Stendhal syndrome is a psychosomatic illness that causes rapid heartbeat, dizziness, fainting, confusion and hallucinations when an individual is exposed to art, usually when the art is particularly beautiful or a large amount of art is in a single place. The term can also be used to describe a similar reaction to other circumstances, as when confronted with immense beauty in the natural world.
The illness is named after the famous 19th century French author Marie-Henri Stendhal, who described his experience with the phenomenon during his 1817 visit to Florence, Italy in his book Naples and Florence: A Journey from Milan to Reggio.
Although there are many descriptions, dating from the early 19th century on, of people becoming dizzy and fainting while taking in Florentine art, the syndrome was only named in 1979, when it was described by Italian psychiatrist Graziella Magherini, who observed and described more than 100 similar cases among tourists and visitors in Florence. The syndrome was first diagnosed in 1982. The term is also used when describing the reactions of audiences to music of the Romantic period.

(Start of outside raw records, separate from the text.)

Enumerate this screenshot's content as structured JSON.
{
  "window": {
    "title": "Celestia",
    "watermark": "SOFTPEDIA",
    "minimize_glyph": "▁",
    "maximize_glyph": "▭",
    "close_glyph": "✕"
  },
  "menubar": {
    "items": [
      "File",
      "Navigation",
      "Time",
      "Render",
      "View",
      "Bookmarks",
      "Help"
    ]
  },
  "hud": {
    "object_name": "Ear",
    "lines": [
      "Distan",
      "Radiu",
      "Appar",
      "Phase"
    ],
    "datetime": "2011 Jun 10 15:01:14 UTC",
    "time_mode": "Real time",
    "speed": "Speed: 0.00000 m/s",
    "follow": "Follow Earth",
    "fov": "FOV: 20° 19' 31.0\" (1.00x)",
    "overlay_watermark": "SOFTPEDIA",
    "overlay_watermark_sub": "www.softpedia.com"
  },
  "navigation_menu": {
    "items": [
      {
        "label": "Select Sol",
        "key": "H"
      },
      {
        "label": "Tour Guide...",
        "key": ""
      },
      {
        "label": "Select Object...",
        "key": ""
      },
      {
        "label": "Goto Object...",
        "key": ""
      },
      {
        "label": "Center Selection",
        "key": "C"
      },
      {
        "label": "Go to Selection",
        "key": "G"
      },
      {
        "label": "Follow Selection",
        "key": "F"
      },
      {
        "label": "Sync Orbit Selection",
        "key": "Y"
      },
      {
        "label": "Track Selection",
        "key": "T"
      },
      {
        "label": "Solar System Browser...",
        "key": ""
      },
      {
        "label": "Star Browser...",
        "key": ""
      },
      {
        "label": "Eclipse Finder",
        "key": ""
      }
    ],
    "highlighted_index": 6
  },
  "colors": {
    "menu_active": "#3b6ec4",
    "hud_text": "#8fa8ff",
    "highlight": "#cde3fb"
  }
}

It is similar but not identical to Paris Syndrome, a transient psychological disorder encountered by some people visiting or vacationing in Paris, France. The symptoms occur during a trip which confronts the traveller with things they had not previously experienced and did not anticipate. The symptoms did not exist before the trip and they disappear with a return to familiar surroundings.